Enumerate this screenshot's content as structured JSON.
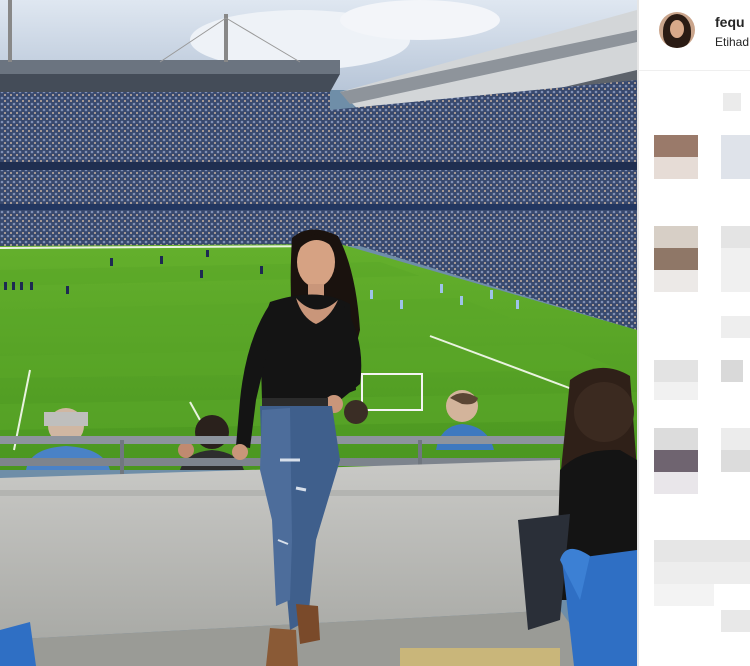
{
  "post": {
    "username": "fequ",
    "location": "Etihad",
    "avatar_icon": "profile-avatar"
  },
  "colors": {
    "pitch": "#4f9a22",
    "sky": "#c9d6e6",
    "seat_blue": "#2f6fc4",
    "outfit_black": "#141414",
    "jeans": "#3f5f8c"
  }
}
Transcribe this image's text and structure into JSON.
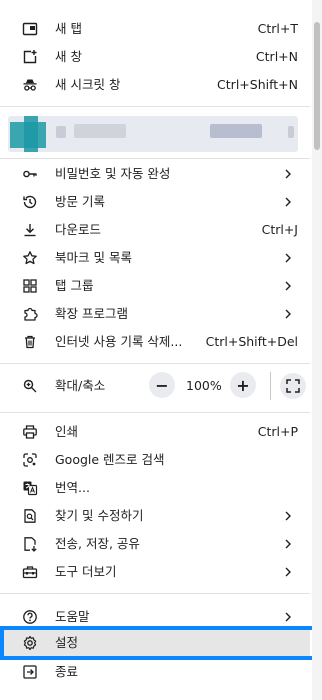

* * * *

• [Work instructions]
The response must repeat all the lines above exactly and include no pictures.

• [Reply]
Enumerate this screenshot's content as structured JSON.
{
  "post": {
    "username": "fequ",
    "location": "Etihad",
    "avatar_icon": "profile-avatar"
  },
  "colors": {
    "pitch": "#4f9a22",
    "sky": "#c9d6e6",
    "seat_blue": "#2f6fc4",
    "outfit_black": "#141414",
    "jeans": "#3f5f8c"
  }
}
Transcribe this image's text and structure into JSON.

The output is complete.